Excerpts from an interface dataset
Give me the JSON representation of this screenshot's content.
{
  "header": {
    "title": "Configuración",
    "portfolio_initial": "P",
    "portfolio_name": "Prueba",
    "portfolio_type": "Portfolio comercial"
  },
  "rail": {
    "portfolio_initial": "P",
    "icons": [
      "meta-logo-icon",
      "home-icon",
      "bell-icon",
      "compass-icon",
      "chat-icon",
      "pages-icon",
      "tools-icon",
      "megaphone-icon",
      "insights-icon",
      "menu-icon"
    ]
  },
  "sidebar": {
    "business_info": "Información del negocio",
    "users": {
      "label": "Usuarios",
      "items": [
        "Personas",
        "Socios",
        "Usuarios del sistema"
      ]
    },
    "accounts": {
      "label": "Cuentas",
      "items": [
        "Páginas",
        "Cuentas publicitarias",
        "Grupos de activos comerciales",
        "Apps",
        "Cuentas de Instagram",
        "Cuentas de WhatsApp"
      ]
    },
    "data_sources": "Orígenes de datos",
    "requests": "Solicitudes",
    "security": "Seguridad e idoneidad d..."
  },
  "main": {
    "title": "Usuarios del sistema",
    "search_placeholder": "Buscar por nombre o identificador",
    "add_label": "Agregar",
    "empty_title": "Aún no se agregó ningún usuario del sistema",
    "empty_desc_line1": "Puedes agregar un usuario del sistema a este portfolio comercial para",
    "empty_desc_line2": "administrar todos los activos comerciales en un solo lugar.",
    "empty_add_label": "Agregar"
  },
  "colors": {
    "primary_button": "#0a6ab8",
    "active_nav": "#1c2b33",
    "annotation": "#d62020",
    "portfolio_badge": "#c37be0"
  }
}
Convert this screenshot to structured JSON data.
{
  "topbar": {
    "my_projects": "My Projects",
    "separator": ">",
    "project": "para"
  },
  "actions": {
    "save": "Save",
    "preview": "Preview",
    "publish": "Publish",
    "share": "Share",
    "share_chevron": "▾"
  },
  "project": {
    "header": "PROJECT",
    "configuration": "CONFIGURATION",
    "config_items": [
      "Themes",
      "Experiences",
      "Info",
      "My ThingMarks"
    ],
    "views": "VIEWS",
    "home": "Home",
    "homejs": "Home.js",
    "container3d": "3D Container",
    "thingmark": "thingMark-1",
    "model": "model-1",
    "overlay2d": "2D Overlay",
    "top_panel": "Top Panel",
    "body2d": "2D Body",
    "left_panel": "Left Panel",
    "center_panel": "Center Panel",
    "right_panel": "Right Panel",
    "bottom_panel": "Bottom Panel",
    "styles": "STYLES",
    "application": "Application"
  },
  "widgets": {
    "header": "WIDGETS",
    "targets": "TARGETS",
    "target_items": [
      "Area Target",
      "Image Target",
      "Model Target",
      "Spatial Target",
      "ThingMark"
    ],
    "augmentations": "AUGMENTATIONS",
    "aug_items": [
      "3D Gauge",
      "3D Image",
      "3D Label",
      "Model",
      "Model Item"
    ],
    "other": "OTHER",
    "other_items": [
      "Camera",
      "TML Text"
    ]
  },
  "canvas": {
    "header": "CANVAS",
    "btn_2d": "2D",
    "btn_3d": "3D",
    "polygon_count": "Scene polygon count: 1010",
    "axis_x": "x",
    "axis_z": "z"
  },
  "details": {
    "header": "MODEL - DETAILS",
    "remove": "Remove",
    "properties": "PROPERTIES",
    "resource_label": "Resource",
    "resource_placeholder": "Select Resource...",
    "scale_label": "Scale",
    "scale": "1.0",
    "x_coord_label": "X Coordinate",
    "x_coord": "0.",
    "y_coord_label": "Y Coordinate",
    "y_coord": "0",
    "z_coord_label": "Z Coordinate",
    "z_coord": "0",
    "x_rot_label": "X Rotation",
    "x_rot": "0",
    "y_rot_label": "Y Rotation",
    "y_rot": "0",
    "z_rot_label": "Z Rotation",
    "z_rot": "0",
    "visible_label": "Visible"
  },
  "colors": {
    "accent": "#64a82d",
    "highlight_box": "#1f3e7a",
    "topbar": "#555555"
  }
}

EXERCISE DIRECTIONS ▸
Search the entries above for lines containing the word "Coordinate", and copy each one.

SOLUTION TO THIS PROBLEM ▸
    "x_coord_label": "X Coordinate",
    "y_coord_label": "Y Coordinate",
    "z_coord_label": "Z Coordinate",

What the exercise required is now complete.